[Data listing]

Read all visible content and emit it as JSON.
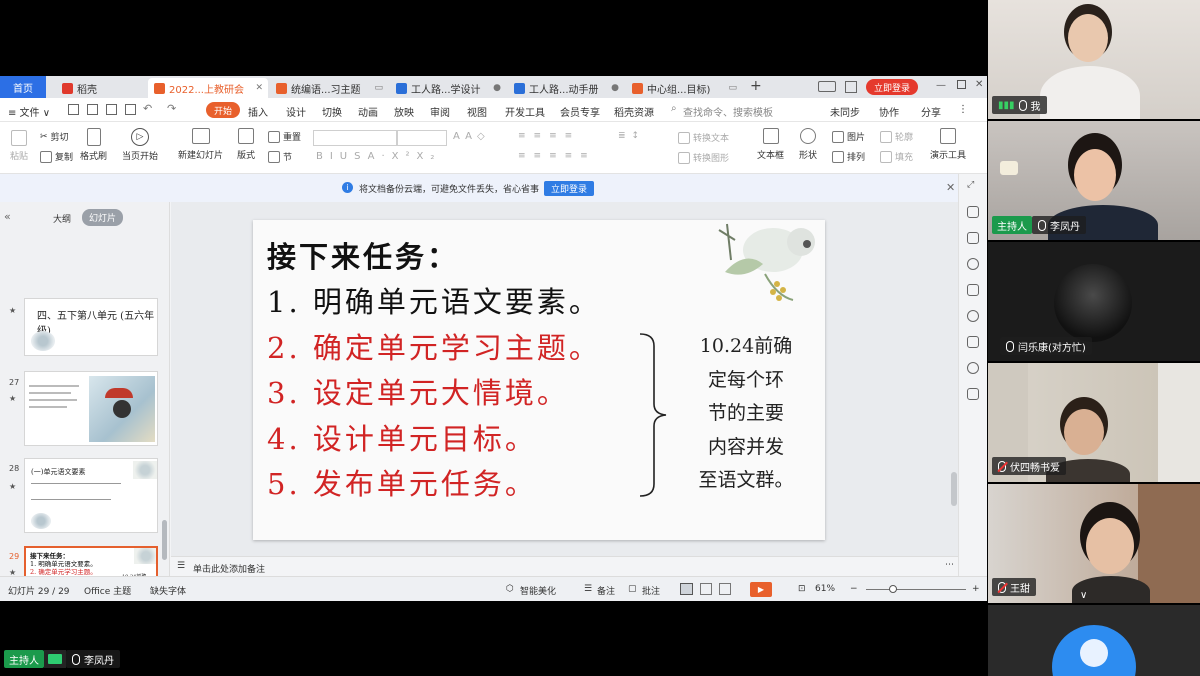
{
  "tabs": [
    {
      "label": "首页",
      "kind": "home"
    },
    {
      "label": "稻壳",
      "icon_color": "#e0392c"
    },
    {
      "label": "2022...上教研会",
      "icon_color": "#e8602c",
      "active": true
    },
    {
      "label": "统编语...习主题",
      "icon_color": "#e8602c"
    },
    {
      "label": "工人路...学设计",
      "icon_color": "#2b6fd8"
    },
    {
      "label": "工人路...动手册",
      "icon_color": "#2b6fd8"
    },
    {
      "label": "中心组...目标)",
      "icon_color": "#e8602c"
    }
  ],
  "window": {
    "login_label": "立即登录",
    "new_tab": "+"
  },
  "menu": {
    "file": "≡ 文件 ∨",
    "start": "开始",
    "items": [
      "插入",
      "设计",
      "切换",
      "动画",
      "放映",
      "审阅",
      "视图",
      "开发工具",
      "会员专享",
      "稻壳资源"
    ],
    "search": "查找命令、搜索模板",
    "right": [
      "未同步",
      "协作",
      "分享"
    ]
  },
  "ribbon": {
    "paste": "粘贴",
    "cut": "剪切",
    "copy": "复制",
    "format_painter": "格式刷",
    "from_current": "当页开始",
    "new_slide": "新建幻灯片",
    "layout": "版式",
    "section": "节",
    "reset": "重置",
    "textbox": "文本框",
    "shape": "形状",
    "picture": "图片",
    "arrange": "排列",
    "fill": "填充",
    "outline": "轮廓",
    "convert_text": "转换文本",
    "convert_graphic": "转换图形",
    "present_tools": "演示工具"
  },
  "notice": {
    "text": "将文档备份云端，可避免文件丢失，省心省事",
    "button": "立即登录"
  },
  "panel": {
    "tab_outline": "大纲",
    "tab_slides": "幻灯片",
    "add": "+"
  },
  "thumbnails": [
    {
      "num": "",
      "text": "四、五下第八单元 (五六年级)"
    },
    {
      "num": "27",
      "text": ""
    },
    {
      "num": "28",
      "text": "(一)单元语文要素"
    },
    {
      "num": "29",
      "text": "接下来任务：",
      "selected": true
    }
  ],
  "slide": {
    "heading": "接下来任务：",
    "items": [
      "1. 明确单元语文要素。",
      "2. 确定单元学习主题。",
      "3. 设定单元大情境。",
      "4. 设计单元目标。",
      "5. 发布单元任务。"
    ],
    "side_note": [
      "10.24前确",
      "定每个环",
      "节的主要",
      "内容并发",
      "至语文群。"
    ]
  },
  "notes_placeholder": "单击此处添加备注",
  "status": {
    "slide_pos": "幻灯片 29 / 29",
    "theme": "Office 主题",
    "missing_font": "缺失字体",
    "beautify": "智能美化",
    "notes": "备注",
    "comments": "批注",
    "zoom": "61%"
  },
  "participants": [
    {
      "name": "我",
      "host": false
    },
    {
      "name": "李凤丹",
      "host": true,
      "host_label": "主持人"
    },
    {
      "name": "闫乐康(对方忙)",
      "host": false
    },
    {
      "name": "伏四畅书爱",
      "host": false
    },
    {
      "name": "王甜",
      "host": false
    },
    {
      "name": "",
      "host": false
    }
  ],
  "bottom_bar": {
    "host_label": "主持人",
    "name": "李凤丹"
  }
}
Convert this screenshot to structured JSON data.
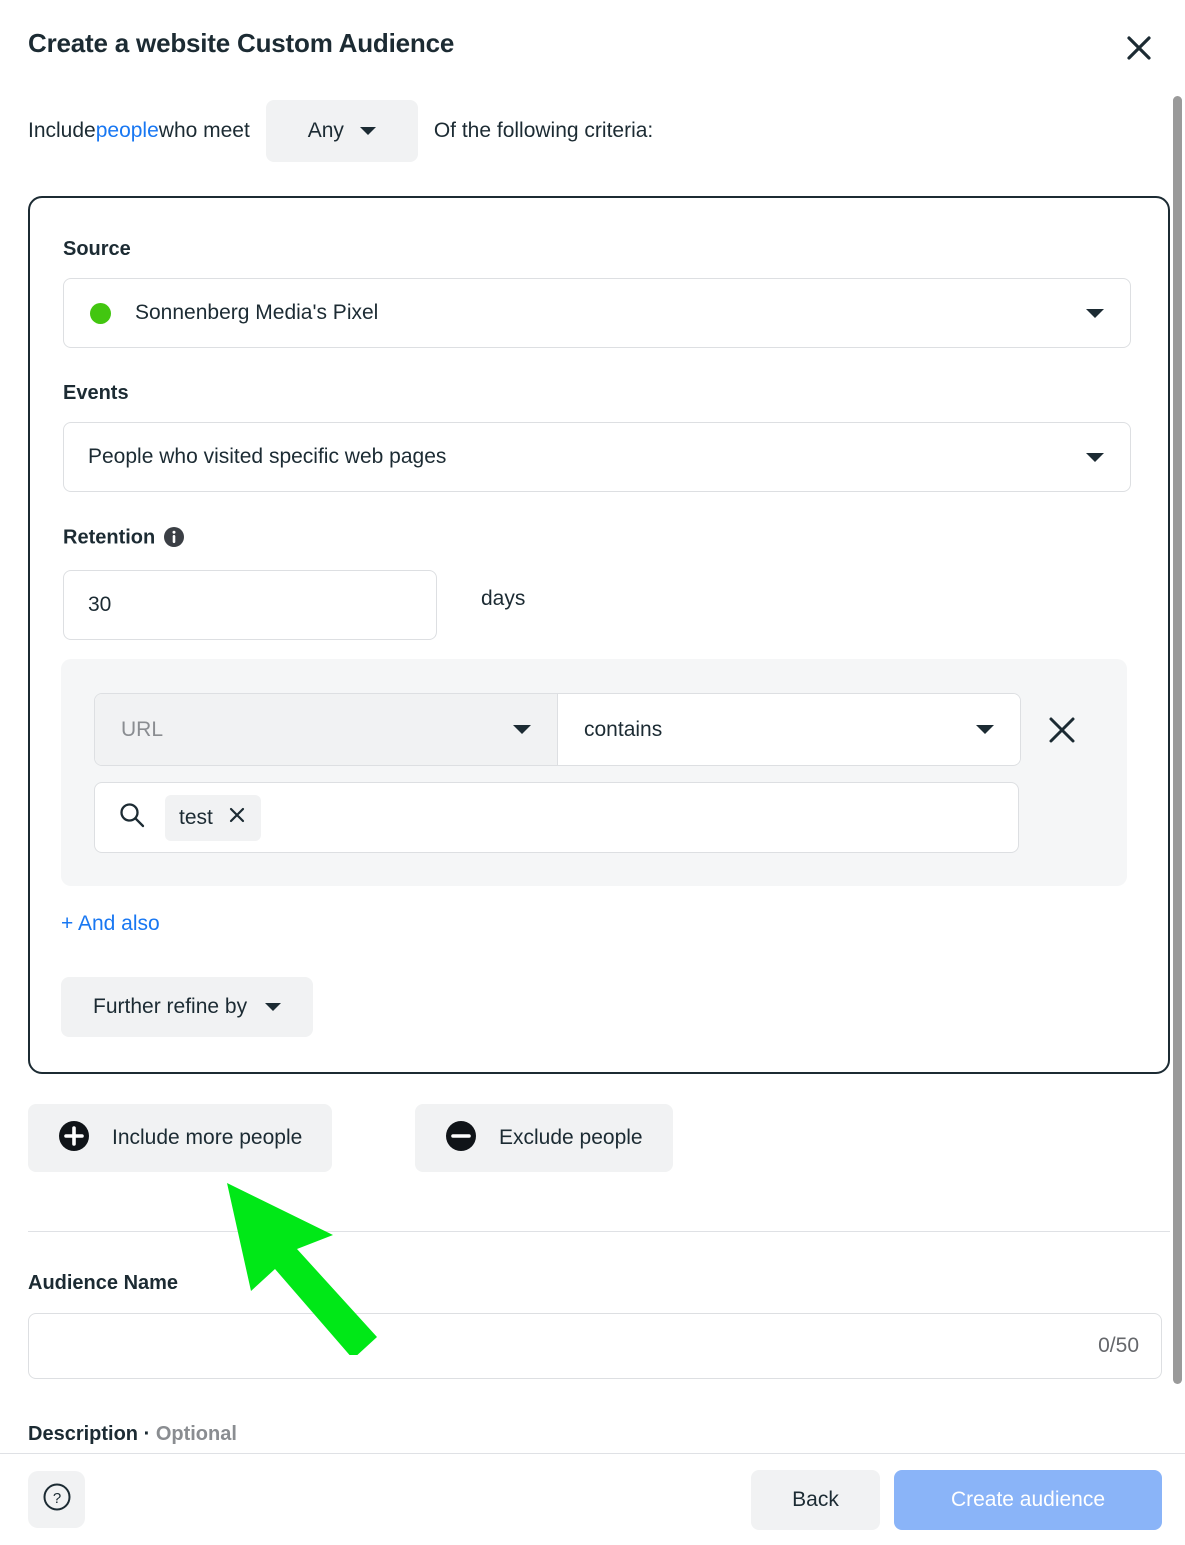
{
  "header": {
    "title": "Create a website Custom Audience",
    "close_icon": "close-icon"
  },
  "criteria_line": {
    "prefix": "Include ",
    "link": "people",
    "middle": " who meet",
    "match_selector_value": "Any",
    "suffix": "Of the following criteria:",
    "link_color": "#1877f2"
  },
  "card": {
    "source": {
      "label": "Source",
      "value": "Sonnenberg Media's Pixel",
      "status_color": "#42c610"
    },
    "events": {
      "label": "Events",
      "value": "People who visited specific web pages"
    },
    "retention": {
      "label": "Retention",
      "info_icon": "info-icon",
      "value": "30",
      "unit": "days"
    },
    "rule": {
      "field_placeholder": "URL",
      "operator": "contains",
      "remove_icon": "close-icon",
      "search_icon": "search-icon",
      "chips": [
        {
          "label": "test",
          "remove_icon": "close-icon"
        }
      ]
    },
    "and_also_label": "+ And also",
    "further_refine_label": "Further refine by"
  },
  "audience_scope": {
    "include_more_label": "Include more people",
    "include_icon": "plus-circle-icon",
    "exclude_label": "Exclude people",
    "exclude_icon": "minus-circle-icon"
  },
  "audience_name": {
    "label": "Audience Name",
    "value": "",
    "counter": "0/50"
  },
  "description": {
    "label": "Description",
    "separator": " · ",
    "optional": "Optional"
  },
  "footer": {
    "help_icon": "question-circle-icon",
    "back_label": "Back",
    "create_label": "Create audience",
    "create_color": "#8ab4f8"
  },
  "annotation": {
    "arrow_color": "#00e817",
    "points_to": "include-more-people-button"
  }
}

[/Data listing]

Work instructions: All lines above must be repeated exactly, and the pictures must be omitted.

Response to this task:
Read all visible content and emit it as JSON.
{
  "tabs": [
    {
      "label": "首页",
      "kind": "home"
    },
    {
      "label": "稻壳",
      "icon_color": "#e0392c"
    },
    {
      "label": "2022...上教研会",
      "icon_color": "#e8602c",
      "active": true
    },
    {
      "label": "统编语...习主题",
      "icon_color": "#e8602c"
    },
    {
      "label": "工人路...学设计",
      "icon_color": "#2b6fd8"
    },
    {
      "label": "工人路...动手册",
      "icon_color": "#2b6fd8"
    },
    {
      "label": "中心组...目标)",
      "icon_color": "#e8602c"
    }
  ],
  "window": {
    "login_label": "立即登录",
    "new_tab": "+"
  },
  "menu": {
    "file": "≡ 文件 ∨",
    "start": "开始",
    "items": [
      "插入",
      "设计",
      "切换",
      "动画",
      "放映",
      "审阅",
      "视图",
      "开发工具",
      "会员专享",
      "稻壳资源"
    ],
    "search": "查找命令、搜索模板",
    "right": [
      "未同步",
      "协作",
      "分享"
    ]
  },
  "ribbon": {
    "paste": "粘贴",
    "cut": "剪切",
    "copy": "复制",
    "format_painter": "格式刷",
    "from_current": "当页开始",
    "new_slide": "新建幻灯片",
    "layout": "版式",
    "section": "节",
    "reset": "重置",
    "textbox": "文本框",
    "shape": "形状",
    "picture": "图片",
    "arrange": "排列",
    "fill": "填充",
    "outline": "轮廓",
    "convert_text": "转换文本",
    "convert_graphic": "转换图形",
    "present_tools": "演示工具"
  },
  "notice": {
    "text": "将文档备份云端，可避免文件丢失，省心省事",
    "button": "立即登录"
  },
  "panel": {
    "tab_outline": "大纲",
    "tab_slides": "幻灯片",
    "add": "+"
  },
  "thumbnails": [
    {
      "num": "",
      "text": "四、五下第八单元 (五六年级)"
    },
    {
      "num": "27",
      "text": ""
    },
    {
      "num": "28",
      "text": "(一)单元语文要素"
    },
    {
      "num": "29",
      "text": "接下来任务：",
      "selected": true
    }
  ],
  "slide": {
    "heading": "接下来任务：",
    "items": [
      "1. 明确单元语文要素。",
      "2. 确定单元学习主题。",
      "3. 设定单元大情境。",
      "4. 设计单元目标。",
      "5. 发布单元任务。"
    ],
    "side_note": [
      "10.24前确",
      "定每个环",
      "节的主要",
      "内容并发",
      "至语文群。"
    ]
  },
  "notes_placeholder": "单击此处添加备注",
  "status": {
    "slide_pos": "幻灯片 29 / 29",
    "theme": "Office 主题",
    "missing_font": "缺失字体",
    "beautify": "智能美化",
    "notes": "备注",
    "comments": "批注",
    "zoom": "61%"
  },
  "participants": [
    {
      "name": "我",
      "host": false
    },
    {
      "name": "李凤丹",
      "host": true,
      "host_label": "主持人"
    },
    {
      "name": "闫乐康(对方忙)",
      "host": false
    },
    {
      "name": "伏四畅书爱",
      "host": false
    },
    {
      "name": "王甜",
      "host": false
    },
    {
      "name": "",
      "host": false
    }
  ],
  "bottom_bar": {
    "host_label": "主持人",
    "name": "李凤丹"
  }
}
Convert this screenshot to structured JSON data.
{
  "header": {
    "title": "Create a website Custom Audience",
    "close_icon": "close-icon"
  },
  "criteria_line": {
    "prefix": "Include ",
    "link": "people",
    "middle": " who meet",
    "match_selector_value": "Any",
    "suffix": "Of the following criteria:",
    "link_color": "#1877f2"
  },
  "card": {
    "source": {
      "label": "Source",
      "value": "Sonnenberg Media's Pixel",
      "status_color": "#42c610"
    },
    "events": {
      "label": "Events",
      "value": "People who visited specific web pages"
    },
    "retention": {
      "label": "Retention",
      "info_icon": "info-icon",
      "value": "30",
      "unit": "days"
    },
    "rule": {
      "field_placeholder": "URL",
      "operator": "contains",
      "remove_icon": "close-icon",
      "search_icon": "search-icon",
      "chips": [
        {
          "label": "test",
          "remove_icon": "close-icon"
        }
      ]
    },
    "and_also_label": "+ And also",
    "further_refine_label": "Further refine by"
  },
  "audience_scope": {
    "include_more_label": "Include more people",
    "include_icon": "plus-circle-icon",
    "exclude_label": "Exclude people",
    "exclude_icon": "minus-circle-icon"
  },
  "audience_name": {
    "label": "Audience Name",
    "value": "",
    "counter": "0/50"
  },
  "description": {
    "label": "Description",
    "separator": " · ",
    "optional": "Optional"
  },
  "footer": {
    "help_icon": "question-circle-icon",
    "back_label": "Back",
    "create_label": "Create audience",
    "create_color": "#8ab4f8"
  },
  "annotation": {
    "arrow_color": "#00e817",
    "points_to": "include-more-people-button"
  }
}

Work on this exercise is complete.